### Work request
Set down exactly the lines from the one containing "Serialize everything readable" through the last line of the data below, and no others.

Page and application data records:
______________________________

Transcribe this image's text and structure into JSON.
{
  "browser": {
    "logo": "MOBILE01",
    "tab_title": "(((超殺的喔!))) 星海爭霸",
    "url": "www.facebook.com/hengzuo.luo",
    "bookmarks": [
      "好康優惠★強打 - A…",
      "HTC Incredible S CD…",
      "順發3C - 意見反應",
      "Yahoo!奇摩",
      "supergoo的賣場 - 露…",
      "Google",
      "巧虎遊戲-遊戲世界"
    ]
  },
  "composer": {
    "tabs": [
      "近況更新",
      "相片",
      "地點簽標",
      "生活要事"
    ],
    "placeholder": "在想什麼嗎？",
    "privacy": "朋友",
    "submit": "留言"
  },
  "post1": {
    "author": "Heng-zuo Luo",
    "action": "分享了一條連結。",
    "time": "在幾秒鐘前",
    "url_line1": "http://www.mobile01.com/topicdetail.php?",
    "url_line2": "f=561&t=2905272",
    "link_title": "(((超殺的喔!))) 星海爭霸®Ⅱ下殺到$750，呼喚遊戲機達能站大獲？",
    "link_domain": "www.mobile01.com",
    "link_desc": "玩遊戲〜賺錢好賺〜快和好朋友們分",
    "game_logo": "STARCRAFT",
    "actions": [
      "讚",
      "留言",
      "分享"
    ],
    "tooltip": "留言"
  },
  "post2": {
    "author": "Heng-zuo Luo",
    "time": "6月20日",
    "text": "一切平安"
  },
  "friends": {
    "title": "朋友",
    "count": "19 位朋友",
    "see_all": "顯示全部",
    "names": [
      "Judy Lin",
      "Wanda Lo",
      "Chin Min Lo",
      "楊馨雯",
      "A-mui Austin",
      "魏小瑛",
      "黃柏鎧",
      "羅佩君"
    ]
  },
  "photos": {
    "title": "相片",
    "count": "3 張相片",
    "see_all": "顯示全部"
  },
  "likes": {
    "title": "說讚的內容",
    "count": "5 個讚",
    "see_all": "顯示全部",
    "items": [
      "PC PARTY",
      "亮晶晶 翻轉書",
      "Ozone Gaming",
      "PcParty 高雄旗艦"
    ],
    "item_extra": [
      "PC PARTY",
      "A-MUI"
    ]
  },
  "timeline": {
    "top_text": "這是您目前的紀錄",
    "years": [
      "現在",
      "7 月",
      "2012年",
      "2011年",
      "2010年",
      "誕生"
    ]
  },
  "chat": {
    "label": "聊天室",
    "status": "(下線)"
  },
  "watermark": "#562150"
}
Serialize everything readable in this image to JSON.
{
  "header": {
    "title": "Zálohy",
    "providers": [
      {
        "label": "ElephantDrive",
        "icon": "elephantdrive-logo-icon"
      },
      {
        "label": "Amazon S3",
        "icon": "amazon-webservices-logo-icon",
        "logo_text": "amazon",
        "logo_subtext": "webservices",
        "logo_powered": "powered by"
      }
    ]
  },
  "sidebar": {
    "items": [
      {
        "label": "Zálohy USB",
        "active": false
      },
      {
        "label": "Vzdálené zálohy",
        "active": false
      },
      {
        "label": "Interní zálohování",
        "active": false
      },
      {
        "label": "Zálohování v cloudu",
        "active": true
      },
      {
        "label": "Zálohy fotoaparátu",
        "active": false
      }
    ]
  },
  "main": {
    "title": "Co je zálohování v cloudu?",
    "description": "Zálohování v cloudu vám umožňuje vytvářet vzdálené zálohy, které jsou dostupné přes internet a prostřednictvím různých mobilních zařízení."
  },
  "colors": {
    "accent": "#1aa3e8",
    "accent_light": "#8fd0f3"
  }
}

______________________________

### Written answer
Serialize everything readable in this image to JSON.
{
  "header": {
    "title": "Zálohy",
    "providers": [
      {
        "label": "ElephantDrive",
        "icon": "elephantdrive-logo-icon"
      },
      {
        "label": "Amazon S3",
        "icon": "amazon-webservices-logo-icon",
        "logo_text": "amazon",
        "logo_subtext": "webservices",
        "logo_powered": "powered by"
      }
    ]
  },
  "sidebar": {
    "items": [
      {
        "label": "Zálohy USB",
        "active": false
      },
      {
        "label": "Vzdálené zálohy",
        "active": false
      },
      {
        "label": "Interní zálohování",
        "active": false
      },
      {
        "label": "Zálohování v cloudu",
        "active": true
      },
      {
        "label": "Zálohy fotoaparátu",
        "active": false
      }
    ]
  },
  "main": {
    "title": "Co je zálohování v cloudu?",
    "description": "Zálohování v cloudu vám umožňuje vytvářet vzdálené zálohy, které jsou dostupné přes internet a prostřednictvím různých mobilních zařízení."
  },
  "colors": {
    "accent": "#1aa3e8",
    "accent_light": "#8fd0f3"
  }
}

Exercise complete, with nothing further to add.